Entries from a dataset of interfaces
*** Block opens ***
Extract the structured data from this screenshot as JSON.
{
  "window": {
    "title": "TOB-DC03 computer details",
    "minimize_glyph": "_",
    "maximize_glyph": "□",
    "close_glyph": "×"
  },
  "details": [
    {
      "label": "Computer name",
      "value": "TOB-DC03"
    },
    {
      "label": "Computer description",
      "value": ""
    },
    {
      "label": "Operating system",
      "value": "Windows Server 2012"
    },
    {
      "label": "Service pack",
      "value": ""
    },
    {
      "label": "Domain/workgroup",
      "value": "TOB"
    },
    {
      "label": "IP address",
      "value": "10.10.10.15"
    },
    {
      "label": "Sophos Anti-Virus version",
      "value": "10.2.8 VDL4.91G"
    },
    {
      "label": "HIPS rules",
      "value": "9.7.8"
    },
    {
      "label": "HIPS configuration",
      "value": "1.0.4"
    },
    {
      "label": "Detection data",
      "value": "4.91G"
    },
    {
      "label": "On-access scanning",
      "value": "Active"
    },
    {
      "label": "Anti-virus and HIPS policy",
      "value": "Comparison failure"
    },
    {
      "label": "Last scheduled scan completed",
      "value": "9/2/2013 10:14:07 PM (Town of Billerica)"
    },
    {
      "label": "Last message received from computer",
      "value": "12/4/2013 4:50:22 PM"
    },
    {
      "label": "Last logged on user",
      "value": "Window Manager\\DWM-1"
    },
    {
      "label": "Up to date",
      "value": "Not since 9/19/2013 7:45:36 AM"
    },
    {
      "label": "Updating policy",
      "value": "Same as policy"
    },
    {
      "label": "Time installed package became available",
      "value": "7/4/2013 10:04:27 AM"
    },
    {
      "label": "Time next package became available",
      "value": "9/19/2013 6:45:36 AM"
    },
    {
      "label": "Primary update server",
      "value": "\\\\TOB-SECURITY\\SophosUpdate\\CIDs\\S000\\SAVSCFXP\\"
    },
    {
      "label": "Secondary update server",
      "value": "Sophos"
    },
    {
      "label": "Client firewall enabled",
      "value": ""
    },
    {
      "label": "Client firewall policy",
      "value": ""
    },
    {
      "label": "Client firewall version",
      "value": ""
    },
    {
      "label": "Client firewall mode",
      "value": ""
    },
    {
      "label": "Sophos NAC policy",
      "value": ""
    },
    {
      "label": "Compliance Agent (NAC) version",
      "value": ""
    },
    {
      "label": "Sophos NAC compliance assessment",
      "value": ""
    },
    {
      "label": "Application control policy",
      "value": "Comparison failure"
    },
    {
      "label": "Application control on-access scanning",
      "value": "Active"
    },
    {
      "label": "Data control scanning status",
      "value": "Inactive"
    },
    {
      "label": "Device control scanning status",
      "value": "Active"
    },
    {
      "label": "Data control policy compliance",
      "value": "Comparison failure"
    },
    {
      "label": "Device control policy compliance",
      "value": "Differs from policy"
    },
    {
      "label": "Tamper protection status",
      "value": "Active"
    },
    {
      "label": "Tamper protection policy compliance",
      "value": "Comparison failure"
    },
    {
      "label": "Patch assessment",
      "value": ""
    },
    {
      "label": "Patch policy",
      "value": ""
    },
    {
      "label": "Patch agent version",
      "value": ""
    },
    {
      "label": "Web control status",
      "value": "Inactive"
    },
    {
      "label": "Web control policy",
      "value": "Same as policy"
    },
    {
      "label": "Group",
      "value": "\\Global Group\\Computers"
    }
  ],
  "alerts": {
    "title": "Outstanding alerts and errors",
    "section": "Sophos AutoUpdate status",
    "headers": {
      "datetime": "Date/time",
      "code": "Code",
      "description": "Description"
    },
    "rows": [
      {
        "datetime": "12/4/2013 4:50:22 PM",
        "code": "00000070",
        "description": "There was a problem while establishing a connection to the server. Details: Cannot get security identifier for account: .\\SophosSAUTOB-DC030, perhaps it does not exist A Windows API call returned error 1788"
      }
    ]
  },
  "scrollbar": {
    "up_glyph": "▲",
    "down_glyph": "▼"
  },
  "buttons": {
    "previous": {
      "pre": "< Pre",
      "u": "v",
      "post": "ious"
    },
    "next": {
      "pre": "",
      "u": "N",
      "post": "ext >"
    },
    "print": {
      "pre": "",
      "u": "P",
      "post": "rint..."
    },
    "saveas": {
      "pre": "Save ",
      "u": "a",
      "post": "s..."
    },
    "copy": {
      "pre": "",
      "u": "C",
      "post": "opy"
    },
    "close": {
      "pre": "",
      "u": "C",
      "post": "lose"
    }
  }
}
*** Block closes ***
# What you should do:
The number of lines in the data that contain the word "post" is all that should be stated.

# Result of this task:
6